▶ [Exercise goal] Your task is to copy each line of the records that includes the string "value".

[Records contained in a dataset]
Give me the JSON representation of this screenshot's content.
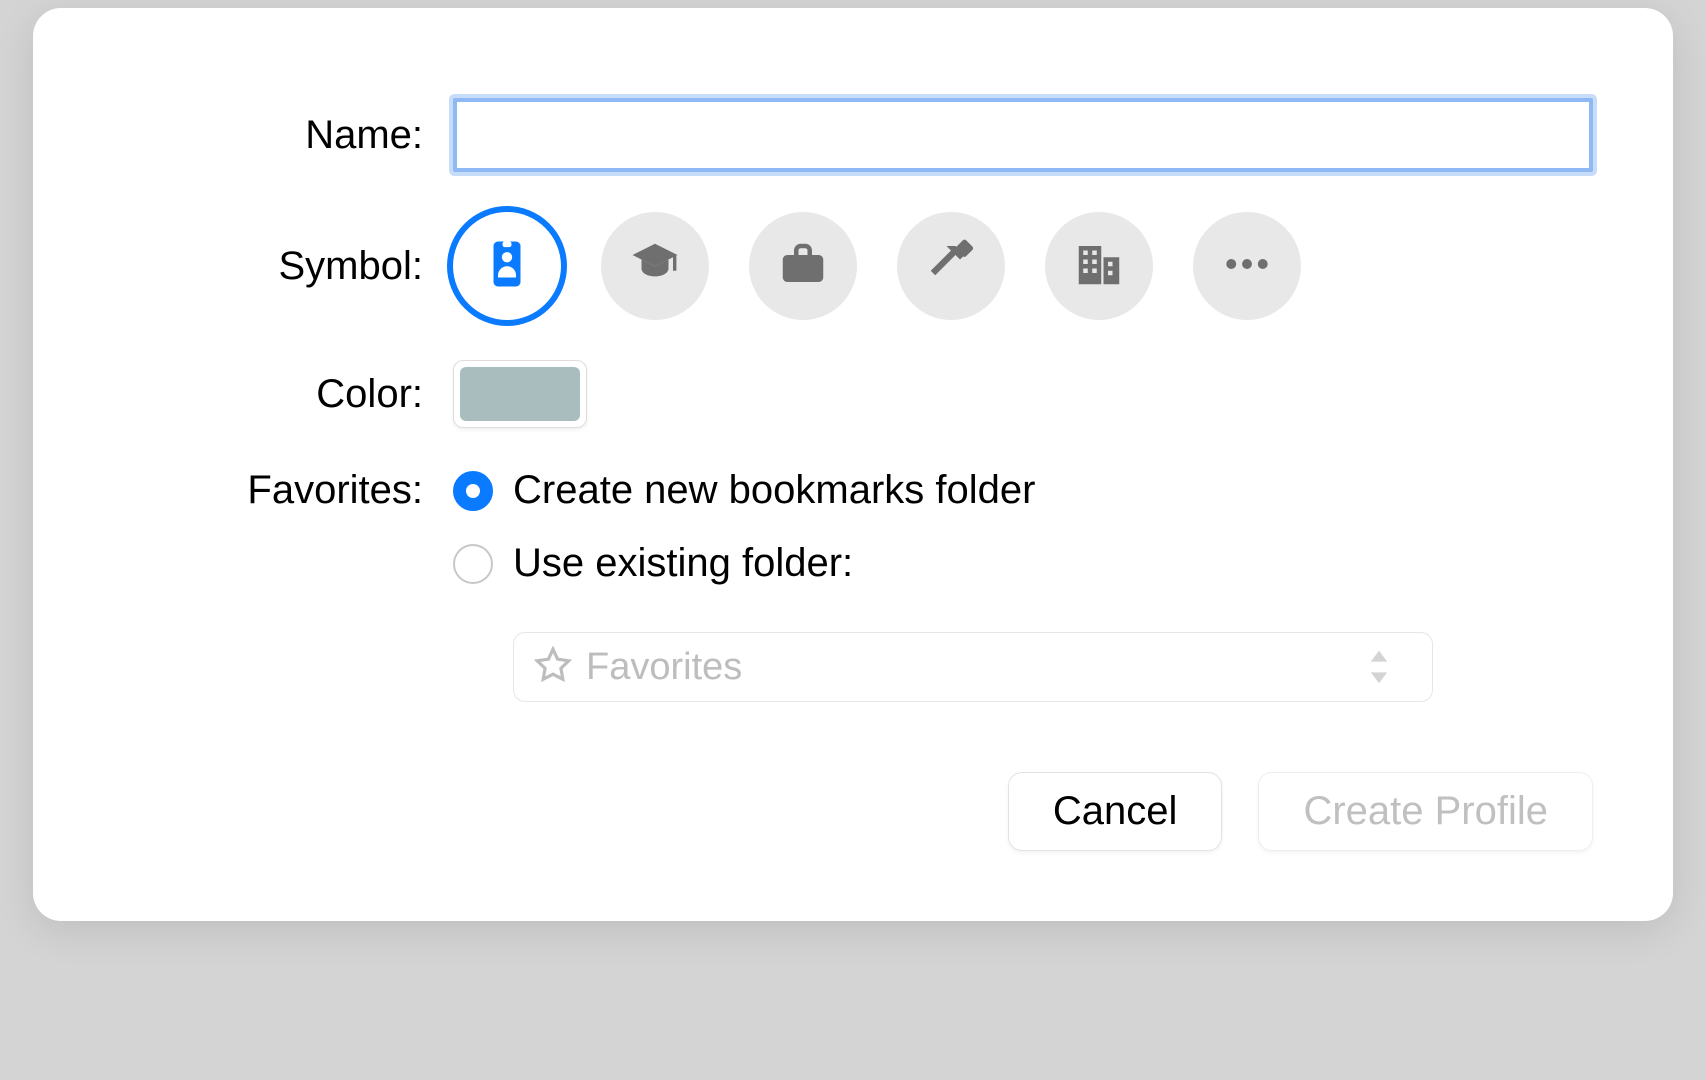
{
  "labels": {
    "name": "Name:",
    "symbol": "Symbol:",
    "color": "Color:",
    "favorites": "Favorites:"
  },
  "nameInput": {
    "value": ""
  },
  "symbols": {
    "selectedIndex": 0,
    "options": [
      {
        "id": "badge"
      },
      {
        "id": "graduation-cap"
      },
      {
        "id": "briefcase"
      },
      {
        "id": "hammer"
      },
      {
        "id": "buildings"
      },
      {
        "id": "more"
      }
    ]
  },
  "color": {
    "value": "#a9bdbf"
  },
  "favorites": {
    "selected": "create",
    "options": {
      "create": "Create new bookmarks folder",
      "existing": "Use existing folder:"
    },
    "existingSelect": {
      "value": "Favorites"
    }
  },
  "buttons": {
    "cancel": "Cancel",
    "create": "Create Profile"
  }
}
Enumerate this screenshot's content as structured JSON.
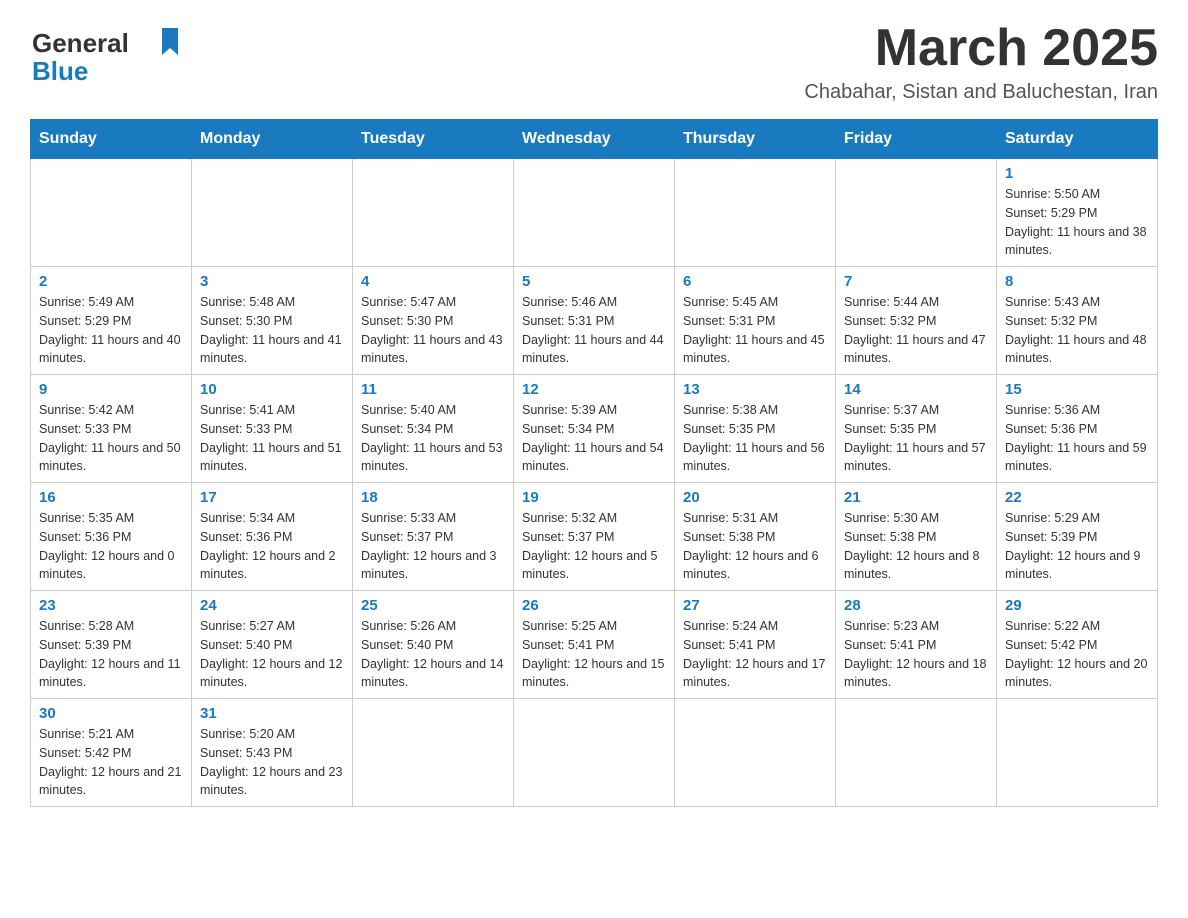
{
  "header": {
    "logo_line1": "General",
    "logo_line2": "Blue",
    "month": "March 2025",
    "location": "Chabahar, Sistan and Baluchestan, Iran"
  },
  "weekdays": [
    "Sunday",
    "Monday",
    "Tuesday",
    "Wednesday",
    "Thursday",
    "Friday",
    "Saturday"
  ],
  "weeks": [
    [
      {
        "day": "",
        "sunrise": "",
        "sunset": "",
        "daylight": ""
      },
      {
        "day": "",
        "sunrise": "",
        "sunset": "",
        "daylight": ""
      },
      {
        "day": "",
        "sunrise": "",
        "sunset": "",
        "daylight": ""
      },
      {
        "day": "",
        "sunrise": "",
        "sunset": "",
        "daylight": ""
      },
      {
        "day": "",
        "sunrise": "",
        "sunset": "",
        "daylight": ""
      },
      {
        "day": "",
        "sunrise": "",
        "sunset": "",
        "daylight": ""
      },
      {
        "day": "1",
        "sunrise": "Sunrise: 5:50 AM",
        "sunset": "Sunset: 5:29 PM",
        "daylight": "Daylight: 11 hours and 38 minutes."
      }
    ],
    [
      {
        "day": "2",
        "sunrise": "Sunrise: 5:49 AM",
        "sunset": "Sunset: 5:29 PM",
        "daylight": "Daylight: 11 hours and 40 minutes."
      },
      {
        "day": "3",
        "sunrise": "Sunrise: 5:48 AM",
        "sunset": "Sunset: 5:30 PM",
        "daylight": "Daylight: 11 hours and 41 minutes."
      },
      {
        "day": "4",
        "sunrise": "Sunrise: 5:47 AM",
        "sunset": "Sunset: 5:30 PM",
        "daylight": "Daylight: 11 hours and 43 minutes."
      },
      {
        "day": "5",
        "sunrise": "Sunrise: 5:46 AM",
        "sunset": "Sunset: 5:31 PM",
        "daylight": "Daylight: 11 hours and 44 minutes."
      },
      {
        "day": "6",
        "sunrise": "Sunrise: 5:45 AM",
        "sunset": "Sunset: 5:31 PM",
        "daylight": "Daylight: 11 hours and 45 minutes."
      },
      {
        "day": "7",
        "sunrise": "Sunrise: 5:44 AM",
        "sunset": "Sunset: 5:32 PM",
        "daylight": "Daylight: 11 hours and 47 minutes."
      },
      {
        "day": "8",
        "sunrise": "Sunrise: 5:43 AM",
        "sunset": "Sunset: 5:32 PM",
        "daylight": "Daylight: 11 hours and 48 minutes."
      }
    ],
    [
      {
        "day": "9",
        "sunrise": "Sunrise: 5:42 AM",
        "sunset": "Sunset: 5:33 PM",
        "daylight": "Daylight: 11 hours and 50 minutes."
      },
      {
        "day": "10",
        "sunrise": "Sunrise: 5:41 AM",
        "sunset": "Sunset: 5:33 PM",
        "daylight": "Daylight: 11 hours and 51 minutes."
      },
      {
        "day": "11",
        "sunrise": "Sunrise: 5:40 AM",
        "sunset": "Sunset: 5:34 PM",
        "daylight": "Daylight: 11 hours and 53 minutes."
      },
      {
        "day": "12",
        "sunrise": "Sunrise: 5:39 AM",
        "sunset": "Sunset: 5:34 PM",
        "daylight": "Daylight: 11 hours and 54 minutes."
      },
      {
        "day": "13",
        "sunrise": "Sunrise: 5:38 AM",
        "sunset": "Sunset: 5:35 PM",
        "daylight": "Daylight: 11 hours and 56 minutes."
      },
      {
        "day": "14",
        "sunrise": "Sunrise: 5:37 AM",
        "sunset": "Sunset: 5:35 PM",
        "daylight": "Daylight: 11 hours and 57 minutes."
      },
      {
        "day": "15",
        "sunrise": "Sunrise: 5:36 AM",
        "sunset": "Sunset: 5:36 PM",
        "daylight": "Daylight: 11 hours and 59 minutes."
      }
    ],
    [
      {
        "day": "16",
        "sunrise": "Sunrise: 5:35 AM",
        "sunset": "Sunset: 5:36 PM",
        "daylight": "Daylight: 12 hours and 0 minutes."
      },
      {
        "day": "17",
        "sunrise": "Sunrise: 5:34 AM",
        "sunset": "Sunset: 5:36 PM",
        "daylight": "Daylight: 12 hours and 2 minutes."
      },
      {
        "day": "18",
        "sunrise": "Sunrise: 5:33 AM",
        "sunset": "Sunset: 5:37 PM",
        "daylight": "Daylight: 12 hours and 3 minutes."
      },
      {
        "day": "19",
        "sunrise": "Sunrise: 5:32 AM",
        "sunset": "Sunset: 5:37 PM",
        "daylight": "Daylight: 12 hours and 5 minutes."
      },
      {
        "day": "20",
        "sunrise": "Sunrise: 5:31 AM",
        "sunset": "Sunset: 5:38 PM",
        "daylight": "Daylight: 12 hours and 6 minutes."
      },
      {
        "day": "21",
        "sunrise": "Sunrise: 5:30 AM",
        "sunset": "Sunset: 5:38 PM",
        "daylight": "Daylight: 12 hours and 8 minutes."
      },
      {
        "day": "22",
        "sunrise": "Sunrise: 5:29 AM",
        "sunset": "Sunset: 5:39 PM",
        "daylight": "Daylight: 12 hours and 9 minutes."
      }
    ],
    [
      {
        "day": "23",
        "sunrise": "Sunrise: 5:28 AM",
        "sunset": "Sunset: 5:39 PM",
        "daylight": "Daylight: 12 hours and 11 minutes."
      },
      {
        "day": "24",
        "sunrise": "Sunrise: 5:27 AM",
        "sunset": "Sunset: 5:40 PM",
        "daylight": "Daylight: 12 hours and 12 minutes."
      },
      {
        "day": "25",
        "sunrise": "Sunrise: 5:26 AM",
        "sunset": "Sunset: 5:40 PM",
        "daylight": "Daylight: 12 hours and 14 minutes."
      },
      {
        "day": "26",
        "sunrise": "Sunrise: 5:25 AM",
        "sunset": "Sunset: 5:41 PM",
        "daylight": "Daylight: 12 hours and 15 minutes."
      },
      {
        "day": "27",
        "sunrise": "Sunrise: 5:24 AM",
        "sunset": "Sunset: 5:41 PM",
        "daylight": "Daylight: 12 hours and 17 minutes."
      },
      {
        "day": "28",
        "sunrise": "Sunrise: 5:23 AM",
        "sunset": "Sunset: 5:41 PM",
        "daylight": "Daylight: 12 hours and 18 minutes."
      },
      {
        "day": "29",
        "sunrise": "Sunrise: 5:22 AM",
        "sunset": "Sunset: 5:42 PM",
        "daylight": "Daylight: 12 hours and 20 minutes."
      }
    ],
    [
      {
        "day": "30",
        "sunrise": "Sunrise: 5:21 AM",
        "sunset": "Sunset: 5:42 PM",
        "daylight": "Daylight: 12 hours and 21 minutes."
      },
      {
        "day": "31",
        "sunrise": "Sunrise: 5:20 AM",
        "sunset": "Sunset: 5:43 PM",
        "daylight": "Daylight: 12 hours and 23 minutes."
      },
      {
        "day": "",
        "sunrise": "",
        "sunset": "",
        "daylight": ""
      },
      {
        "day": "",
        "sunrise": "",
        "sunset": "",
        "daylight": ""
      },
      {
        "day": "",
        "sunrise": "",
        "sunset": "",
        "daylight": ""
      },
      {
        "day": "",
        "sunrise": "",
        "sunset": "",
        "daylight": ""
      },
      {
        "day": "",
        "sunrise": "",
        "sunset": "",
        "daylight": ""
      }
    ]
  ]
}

▶ [Exercise output]
    "value": ""
    "value": "#a9bdbf"
      "value": "Favorites"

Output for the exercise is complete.